With NVU installed on your computer the next thing that we need to consider is configuring it to produce code that is as neat and easy to work with as we can get it.
Open NVU and select Preferences from the Tools menu. This will open the Options window (you would think that they ought to have been able to name thos consistently as either Preferences or Options but they have gone one each way instead).
This opens first at the General page. It is up to you exactly what settings you select here but the two that I would suggest that you make sure are selected are Retain original source formatting in order to ensure that NVU doesn't mess up any HTML code that you import from any other editor, and Use CSS styles instead of HTML elements and attributes which provides for more options and stops NVU from using deprecated tags and attributes that have been replaced by CSS.
You can work your way down through the rest of the pages in the Options window and select those settings that you prefer. If you are not sure what a setting if for then leave it alone for now, you can always return later and change it if necessary.
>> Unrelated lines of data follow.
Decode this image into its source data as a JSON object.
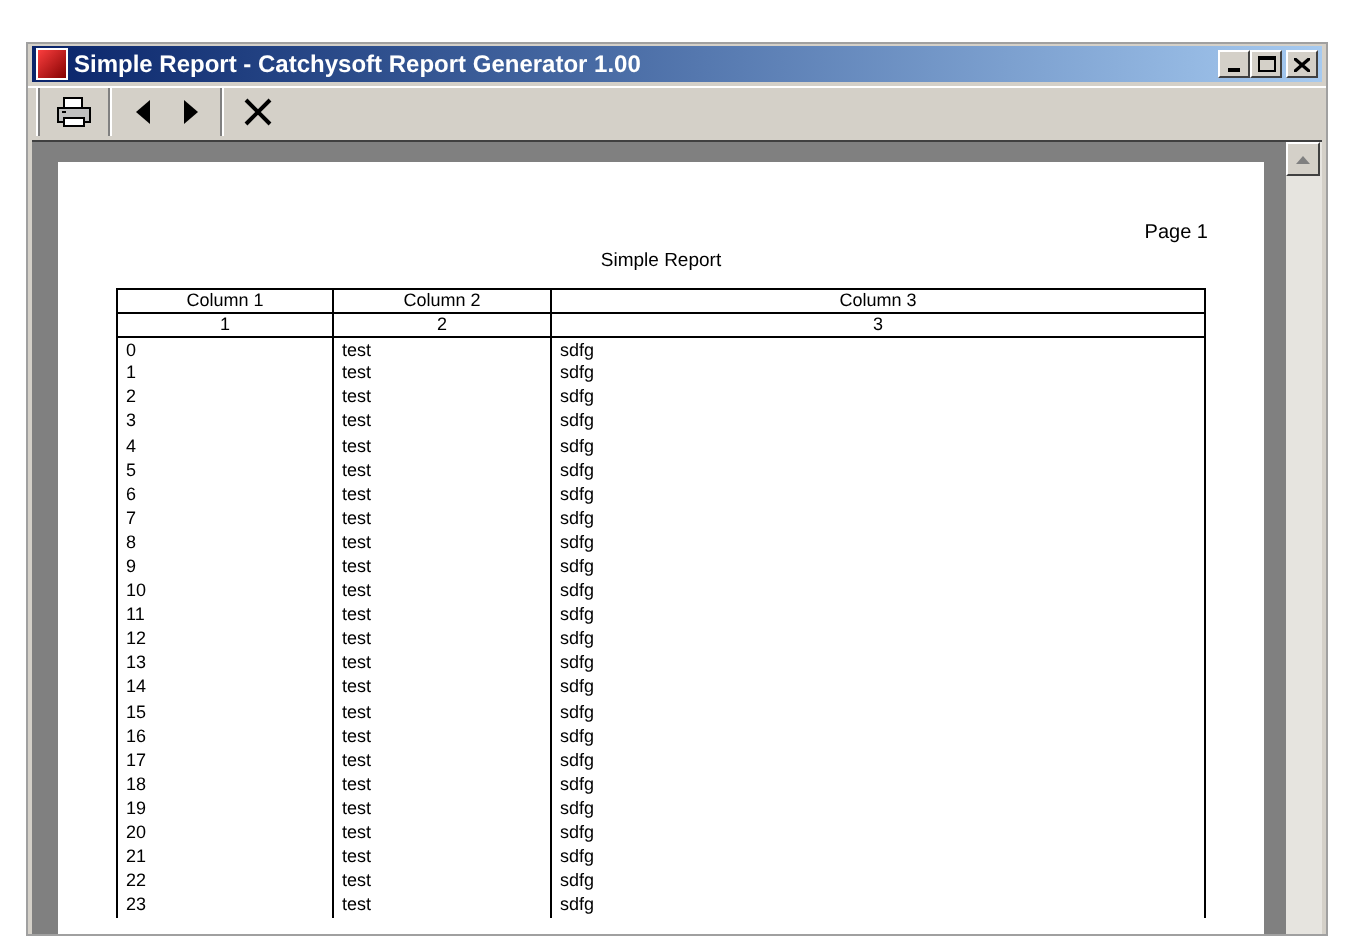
{
  "window": {
    "title": "Simple Report - Catchysoft Report Generator 1.00"
  },
  "report": {
    "page_label": "Page 1",
    "title": "Simple Report",
    "columns": [
      {
        "heading": "Column 1",
        "number": "1"
      },
      {
        "heading": "Column 2",
        "number": "2"
      },
      {
        "heading": "Column 3",
        "number": "3"
      }
    ],
    "rows": [
      [
        "0",
        "test",
        "sdfg"
      ],
      [
        "1",
        "test",
        "sdfg"
      ],
      [
        "2",
        "test",
        "sdfg"
      ],
      [
        "3",
        "test",
        "sdfg"
      ],
      [
        "4",
        "test",
        "sdfg"
      ],
      [
        "5",
        "test",
        "sdfg"
      ],
      [
        "6",
        "test",
        "sdfg"
      ],
      [
        "7",
        "test",
        "sdfg"
      ],
      [
        "8",
        "test",
        "sdfg"
      ],
      [
        "9",
        "test",
        "sdfg"
      ],
      [
        "10",
        "test",
        "sdfg"
      ],
      [
        "11",
        "test",
        "sdfg"
      ],
      [
        "12",
        "test",
        "sdfg"
      ],
      [
        "13",
        "test",
        "sdfg"
      ],
      [
        "14",
        "test",
        "sdfg"
      ],
      [
        "15",
        "test",
        "sdfg"
      ],
      [
        "16",
        "test",
        "sdfg"
      ],
      [
        "17",
        "test",
        "sdfg"
      ],
      [
        "18",
        "test",
        "sdfg"
      ],
      [
        "19",
        "test",
        "sdfg"
      ],
      [
        "20",
        "test",
        "sdfg"
      ],
      [
        "21",
        "test",
        "sdfg"
      ],
      [
        "22",
        "test",
        "sdfg"
      ],
      [
        "23",
        "test",
        "sdfg"
      ]
    ]
  }
}
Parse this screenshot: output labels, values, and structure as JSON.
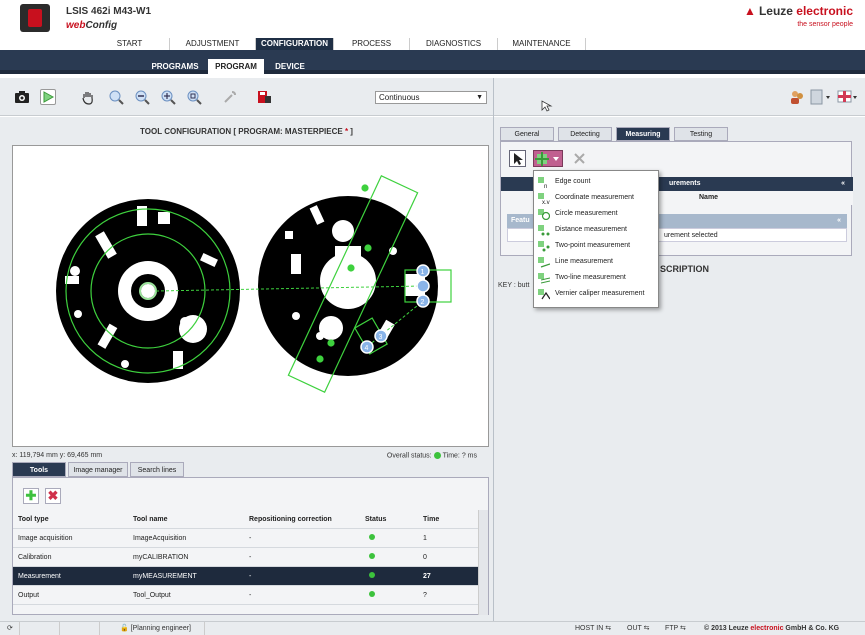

The one other settings that I would make sure is set a certain way is on the Advanced page and that is the DTD setting which I recommend that you set to Strict. Also unless you have a specific reason for choosing XHTML I suggest that you choose HTML 4 as the Language. (I have my own reasons for choosing XHTML 1.0 but then I understand the difference between the two). And also the Return in a paragraph always creates a new paragraph to make it easier to create the bulk of your content.
Now that we have the editor configured, the next step is to start creating your pages. I recommend that the way to do this is to first obtain or create a template that can be used for the basis of all your pages.
This article written by Stephen Chapman, Felgall Pty Ltd.